If your business can continue with employees working remotely, you’ve avoided many of the risks connected to COVID-19, aka coronavirus.
What you may not realize is that other types of risk and liability have now greatly increased.
If employees have access to servers, networks and sensitive data from remote locations, so do hackers. And if you think it’s difficult to protect data with an IT department managing your network, imagine the challenges when your virtual network now stretches miles—to homes and public wi-fi networks.
Are your employees more likely to click on a phishing email in the comfort of their home than they would in the office? If they use their laptop for both work and home while working remotely, can a hacker access their machine through personal email and then penetrate your network?
You don’t want to find out the hard way that the remote working measures you’ve taken to keep your business operating are endangering your operations as well.
Best practices for remote workers
- Train employees about data security. Especially if your organization handles sensitive medical or financial data, workers have to know how to protect that data—even from other eyes while working at home. Update training whenever new types of cyber attacks or cyber frauds appear. If your employee manual doesn’t include data security policies and procedures, now is the time to add them.

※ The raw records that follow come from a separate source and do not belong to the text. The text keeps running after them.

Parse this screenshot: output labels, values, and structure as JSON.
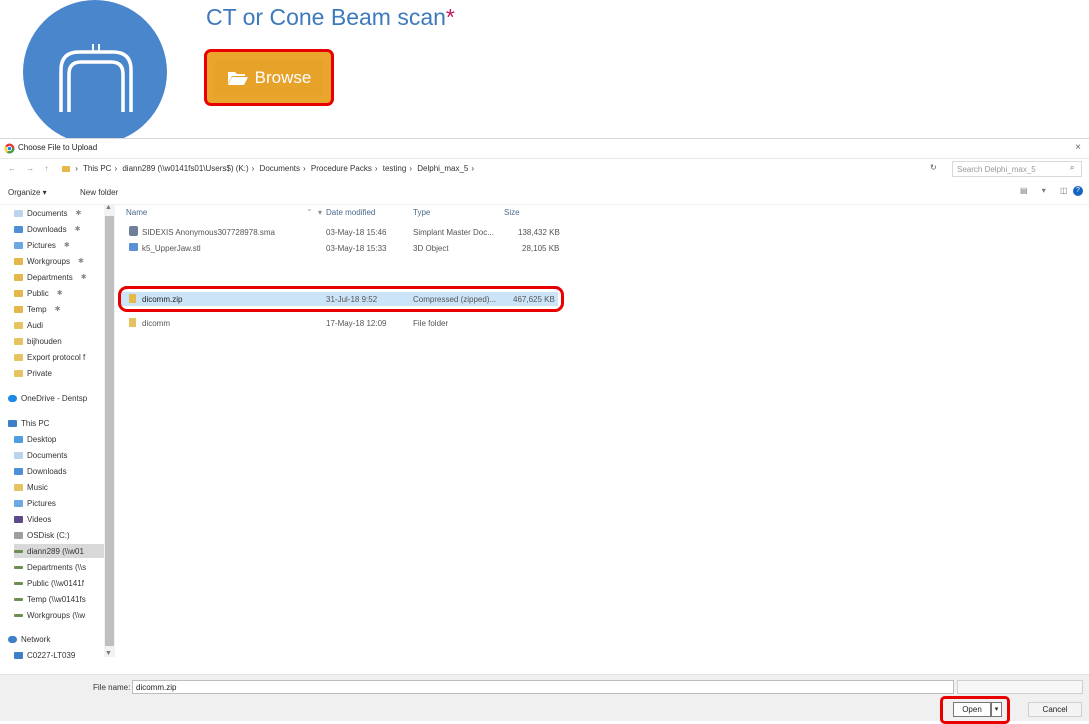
{
  "header": {
    "title": "CT or Cone Beam scan",
    "required_mark": "*",
    "browse_label": "Browse",
    "icon_color": "#4a86cc",
    "browse_color": "#e7a22a"
  },
  "dialog": {
    "title": "Choose File to Upload",
    "close_glyph": "×",
    "nav_glyphs": "← → ↑",
    "breadcrumb": [
      "This PC",
      "diann289 (\\\\w0141fs01\\Users$) (K:)",
      "Documents",
      "Procedure Packs",
      "testing",
      "Delphi_max_5"
    ],
    "breadcrumb_sep": "›",
    "refresh_glyph": "↻",
    "search_placeholder": "Search Delphi_max_5",
    "search_glyph": "⌕",
    "toolbar": {
      "organize": "Organize ▾",
      "new_folder": "New folder",
      "view_glyphs": "▤ ▾ ◫",
      "help_glyph": "?"
    },
    "nav": {
      "quick": [
        {
          "label": "Documents",
          "pinned": true
        },
        {
          "label": "Downloads",
          "pinned": true
        },
        {
          "label": "Pictures",
          "pinned": true
        },
        {
          "label": "Workgroups",
          "pinned": true
        },
        {
          "label": "Departments",
          "pinned": true
        },
        {
          "label": "Public",
          "pinned": true
        },
        {
          "label": "Temp",
          "pinned": true
        },
        {
          "label": "Audi",
          "pinned": false
        },
        {
          "label": "bijhouden",
          "pinned": false
        },
        {
          "label": "Export protocol f",
          "pinned": false
        },
        {
          "label": "Private",
          "pinned": false
        }
      ],
      "pin_glyph": "✱",
      "onedrive": "OneDrive - Dentsp",
      "this_pc": "This PC",
      "pc_items": [
        "Desktop",
        "Documents",
        "Downloads",
        "Music",
        "Pictures",
        "Videos",
        "OSDisk (C:)",
        "diann289 (\\\\w01",
        "Departments (\\\\s",
        "Public (\\\\w0141f",
        "Temp (\\\\w0141fs",
        "Workgroups (\\\\w"
      ],
      "network": "Network",
      "network_items": [
        "C0227-LT039"
      ]
    },
    "columns": {
      "name": "Name",
      "date": "Date modified",
      "type": "Type",
      "size": "Size"
    },
    "files": [
      {
        "name": "SIDEXIS Anonymous307728978.sma",
        "date": "03-May-18 15:46",
        "type": "Simplant Master Doc...",
        "size": "138,432 KB",
        "icon": "sma-file-icon"
      },
      {
        "name": "k5_UpperJaw.stl",
        "date": "03-May-18 15:33",
        "type": "3D Object",
        "size": "28,105 KB",
        "icon": "stl-file-icon"
      },
      {
        "name": "dicomm.zip",
        "date": "31-Jul-18 9:52",
        "type": "Compressed (zipped)...",
        "size": "467,625 KB",
        "icon": "zip-folder-icon",
        "selected": true
      },
      {
        "name": "dicomm",
        "date": "17-May-18 12:09",
        "type": "File folder",
        "size": "",
        "icon": "folder-icon"
      }
    ],
    "footer": {
      "file_name_label": "File name:",
      "file_name_value": "dicomm.zip",
      "open": "Open",
      "open_drop": "▾",
      "cancel": "Cancel"
    }
  }
}
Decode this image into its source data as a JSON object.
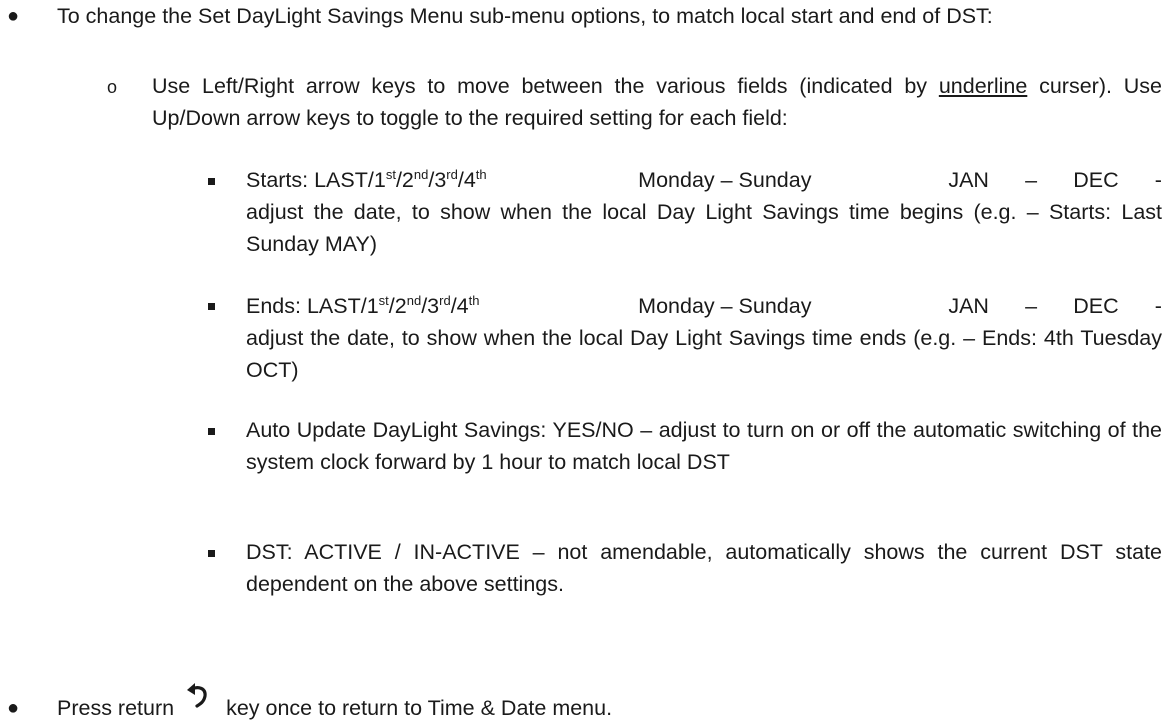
{
  "intro": {
    "text": "To change the Set DayLight Savings Menu sub-menu options, to match local start and end of DST:"
  },
  "nav": {
    "part1": "Use Left/Right arrow keys to move between the various fields (indicated by ",
    "underline_word": "underline",
    "part2": " curser). Use Up/Down arrow keys to toggle to the required setting for each field:"
  },
  "starts": {
    "label": "Starts: LAST/1",
    "s1": "st",
    "sep1": "/2",
    "s2": "nd",
    "sep2": "/3",
    "s3": "rd",
    "sep3": "/4",
    "s4": "th",
    "days": "Monday – Sunday",
    "jan": "JAN",
    "dash": "–",
    "dec": "DEC",
    "trail": "-",
    "desc": "adjust the date, to show when the local Day Light Savings time begins (e.g. – Starts: Last Sunday MAY)"
  },
  "ends": {
    "label": "Ends: LAST/1",
    "s1": "st",
    "sep1": "/2",
    "s2": "nd",
    "sep2": "/3",
    "s3": "rd",
    "sep3": "/4",
    "s4": "th",
    "days": "Monday – Sunday",
    "jan": "JAN",
    "dash": "–",
    "dec": "DEC",
    "trail": "-",
    "desc": "adjust the date, to show when the local Day Light Savings time ends (e.g. – Ends: 4th Tuesday OCT)"
  },
  "auto": {
    "text": "Auto Update DayLight Savings: YES/NO – adjust to turn on or off the automatic switching of the system clock forward by 1 hour to match local DST"
  },
  "dst": {
    "text": "DST: ACTIVE / IN-ACTIVE – not amendable, automatically shows the current DST state dependent on the above settings."
  },
  "press": {
    "before": "Press return",
    "icon": "return-arrow-icon",
    "after": "key once to return to Time & Date menu."
  }
}
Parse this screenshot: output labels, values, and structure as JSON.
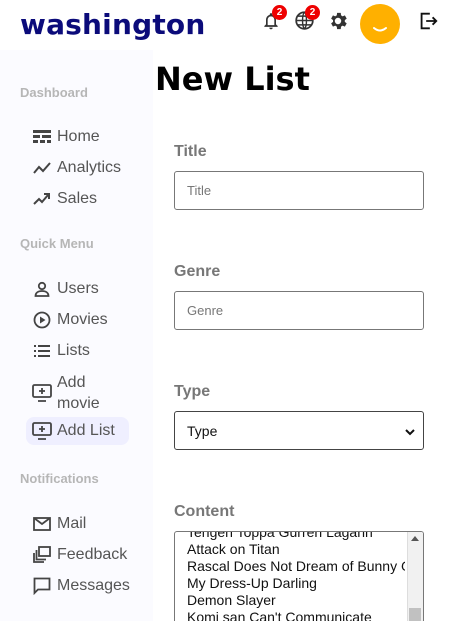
{
  "app": {
    "logo": "washington"
  },
  "topbar": {
    "notifications_badge": "2",
    "language_badge": "2"
  },
  "sidebar": {
    "sections": [
      {
        "title": "Dashboard",
        "items": [
          {
            "label": "Home",
            "icon": "dashboard-icon"
          },
          {
            "label": "Analytics",
            "icon": "timeline-icon"
          },
          {
            "label": "Sales",
            "icon": "trending-up-icon"
          }
        ]
      },
      {
        "title": "Quick Menu",
        "items": [
          {
            "label": "Users",
            "icon": "person-icon"
          },
          {
            "label": "Movies",
            "icon": "play-circle-icon"
          },
          {
            "label": "Lists",
            "icon": "list-icon"
          },
          {
            "label": "Add movie",
            "icon": "add-to-queue-icon"
          },
          {
            "label": "Add List",
            "icon": "add-to-queue-icon",
            "active": true
          }
        ]
      },
      {
        "title": "Notifications",
        "items": [
          {
            "label": "Mail",
            "icon": "mail-icon"
          },
          {
            "label": "Feedback",
            "icon": "feedback-icon"
          },
          {
            "label": "Messages",
            "icon": "chat-icon"
          }
        ]
      }
    ]
  },
  "main": {
    "title": "New List",
    "form": {
      "title_label": "Title",
      "title_placeholder": "Title",
      "genre_label": "Genre",
      "genre_placeholder": "Genre",
      "type_label": "Type",
      "type_selected": "Type",
      "content_label": "Content",
      "content_options": [
        "Tengen Toppa Gurren Lagann",
        "Attack on Titan",
        "Rascal Does Not Dream of Bunny Girl Senpai",
        "My Dress-Up Darling",
        "Demon Slayer",
        "Komi san Can't Communicate"
      ]
    }
  },
  "colors": {
    "logo": "#0b0b7a",
    "avatar": "#ffb000",
    "badge": "#e00000",
    "active_item_bg": "#efefff",
    "sidebar_bg": "#fbfbff"
  }
}
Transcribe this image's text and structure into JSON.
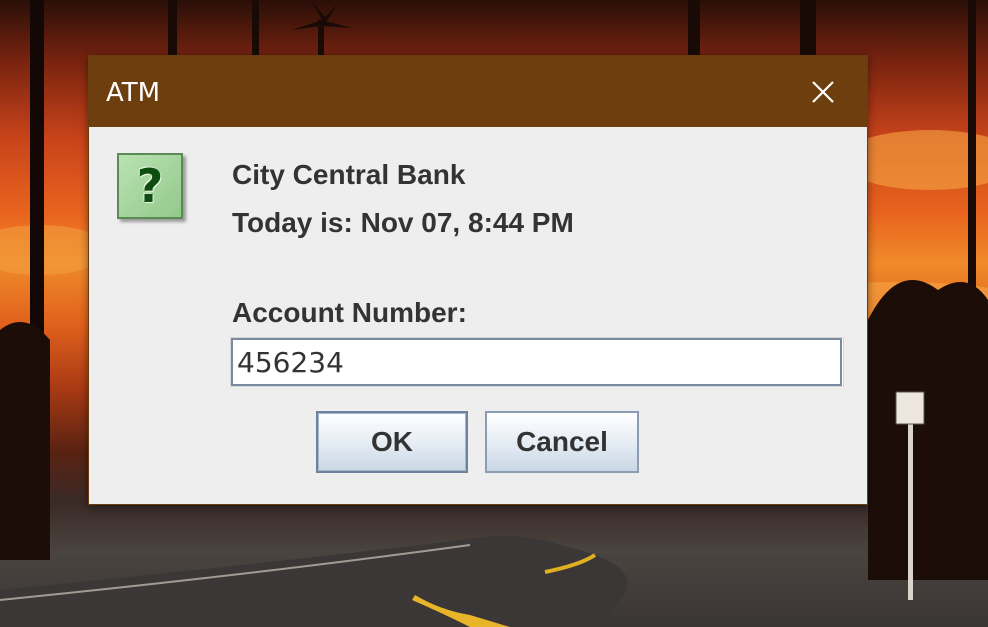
{
  "window": {
    "title": "ATM",
    "close_icon": "close-icon"
  },
  "dialog": {
    "icon": "question-icon",
    "icon_glyph": "?",
    "bank_name": "City Central Bank",
    "today_text": "Today is: Nov 07, 8:44 PM",
    "account_label": "Account Number:",
    "account_value": "456234",
    "ok_label": "OK",
    "cancel_label": "Cancel"
  },
  "colors": {
    "titlebar": "#6e3f0e",
    "dialog_bg": "#eeeeee",
    "icon_bg": "#93c98b",
    "text": "#333333"
  }
}
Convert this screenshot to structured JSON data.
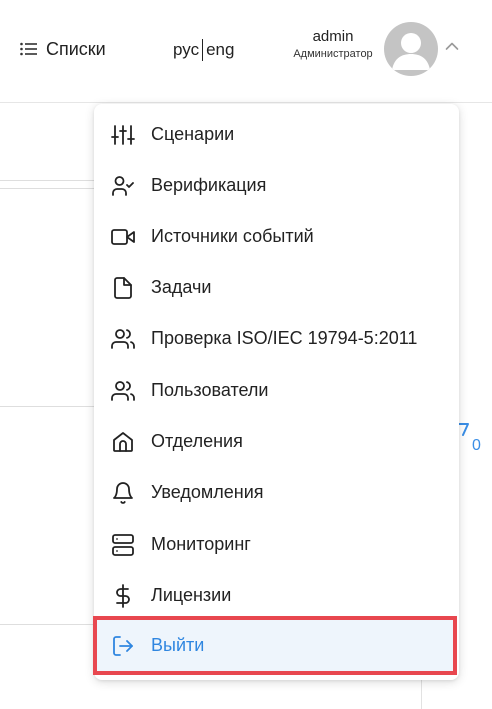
{
  "header": {
    "lists_label": "Списки",
    "lang_ru": "рус",
    "lang_en": "eng",
    "user_name": "admin",
    "user_role": "Администратор"
  },
  "background": {
    "counter": "0"
  },
  "menu": {
    "items": [
      {
        "label": "Сценарии",
        "icon": "sliders-icon"
      },
      {
        "label": "Верификация",
        "icon": "user-check-icon"
      },
      {
        "label": "Источники событий",
        "icon": "video-camera-icon"
      },
      {
        "label": "Задачи",
        "icon": "file-icon"
      },
      {
        "label": "Проверка ISO/IEC 19794-5:2011",
        "icon": "users-icon"
      },
      {
        "label": "Пользователи",
        "icon": "users-icon"
      },
      {
        "label": "Отделения",
        "icon": "home-icon"
      },
      {
        "label": "Уведомления",
        "icon": "bell-icon"
      },
      {
        "label": "Мониторинг",
        "icon": "server-icon"
      },
      {
        "label": "Лицензии",
        "icon": "dollar-icon"
      }
    ],
    "logout_label": "Выйти",
    "logout_icon": "logout-icon"
  },
  "colors": {
    "accent": "#2f86e0",
    "highlight_border": "#e8474f",
    "logout_bg": "#eef5fc",
    "avatar": "#c4c4c4"
  }
}
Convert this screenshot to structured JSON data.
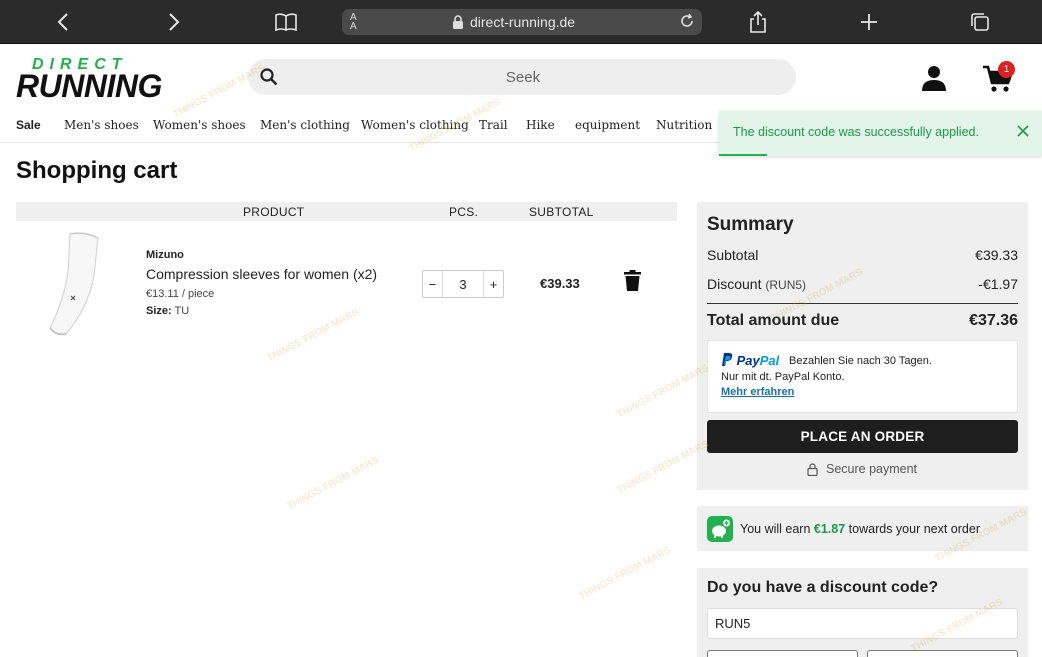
{
  "browser": {
    "text_size_label": "A",
    "url": "direct-running.de"
  },
  "header": {
    "logo_top": "DIRECT",
    "logo_bottom": "RUNNING",
    "search_placeholder": "Seek",
    "cart_count": "1"
  },
  "nav": {
    "items": [
      "Sale",
      "Men's shoes",
      "Women's shoes",
      "Men's clothing",
      "Women's clothing",
      "Trail",
      "Hike",
      "equipment",
      "Nutrition"
    ]
  },
  "toast": {
    "message": "The discount code was successfully applied."
  },
  "page": {
    "title": "Shopping cart"
  },
  "cart": {
    "columns": {
      "product": "PRODUCT",
      "pcs": "PCS.",
      "subtotal": "SUBTOTAL"
    },
    "items": [
      {
        "brand": "Mizuno",
        "name": "Compression sleeves for women (x2)",
        "unit_price": "€13.11 / piece",
        "size_label": "Size:",
        "size_value": "TU",
        "qty_minus": "−",
        "quantity": "3",
        "qty_plus": "+",
        "line_total": "€39.33"
      }
    ]
  },
  "summary": {
    "title": "Summary",
    "subtotal_label": "Subtotal",
    "subtotal_value": "€39.33",
    "discount_label": "Discount",
    "discount_code": "(RUN5)",
    "discount_value": "-€1.97",
    "total_label": "Total amount due",
    "total_value": "€37.36",
    "paypal": {
      "logo_a": "Pay",
      "logo_b": "Pal",
      "line1": "Bezahlen Sie nach 30 Tagen.",
      "line2": "Nur mit dt. PayPal Konto.",
      "link": "Mehr erfahren"
    },
    "order_button": "PLACE AN ORDER",
    "secure_label": "Secure payment"
  },
  "loyalty": {
    "prefix": "You will earn",
    "amount": "€1.87",
    "suffix": "towards your next order"
  },
  "discount": {
    "title": "Do you have a discount code?",
    "value": "RUN5"
  },
  "watermark": {
    "text": "THINGS FROM MARS"
  },
  "colors": {
    "brand_green": "#22b14c",
    "badge_red": "#e02020",
    "dark_button": "#1e1e1e",
    "panel_gray": "#efefef"
  }
}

- Set up a Virtual Private Network (VPN). If your company allows remote working, require employees using public networks to only log in to the company network via a VPN. For additional security, require secure connections using SSL encryption and prohibit personal activity on work laptops.
- Implement or tighten basic data security procedures. Back up data daily, update firewall security and virus protection methods, and implement strong password management protocols. Don’t allow employees to bypass biometric protections, such as fingerprint readers. Implement multi-factor authentication so that, if an employee’s work laptop is lost or stolen, thieves can’t access your network or data. Require dual authorization for financial transactions. If laptops have sensitive data, encrypt them so no one else can access that data.
Guard against business email compromise (BEC)
One of the most common cyber hack methods is through a business’s email system. Business Email Compromise (BEC) is a cyber hacking trend in which a hacker gains access to a business email account and then poses as that employee.
Hacking into an employee’s email through firewalls and secure networks might seem far-fetched, but this can be done through something as simple as an employee signing up for a fake webinar.
Once cyber attackers have control of a business’s email system, they can send emails masked as any employee, including the president of the company. Imagine if someone could send your CFO, accountant or bookkeeper an email requesting a large transfer of funds to a bank account, conveniently linked directly in that email? Would they question the request if the email came directly from the president of the company?
Employees can be personally liable as well. If someone from HR asked them to send their social security number to “verify” it, chances are some employees would. And if “HR” was actually a hacker, employees could find their bank accounts cleaned out.
Avoiding phishing scams
The Internet Crime Complaint Center (IC3) recommends the following actions when receiving external emails to help avoid phishing scams.
- Be suspicious of any unsolicited email requesting personal information
- Avoid filling out forms in email messages that ask for personal information
- Always compare the link in the email to the link that you are actually directed to. If they have different domain names, be cautious.
- Log on to the official website, instead of “linking” to it from an unsolicited email
- Contact the actual business that supposedly sent the email to verify if the email is genuine
Insure yourself against cyber attack
Cyber risk insurance is available for organizations of virtually any size and industry. Talk to your insurance partner about options to protect your business from cyber attacks. Solutions are available to protect businesses like yours against business interruption, extortion, legal expenses and even regulatory fines.
If you don’t currently have an insurance partner, be sure to seek advice from an experienced insurance broker who knows what types of coverage are available to you and can advise you on the exact coverage you need.
We hope you found this article on cyber attacks helpful. If you have any questions about cyber risk insurance or your current insurance policy, or would like a free insurance review, please call us at 877-576-5200.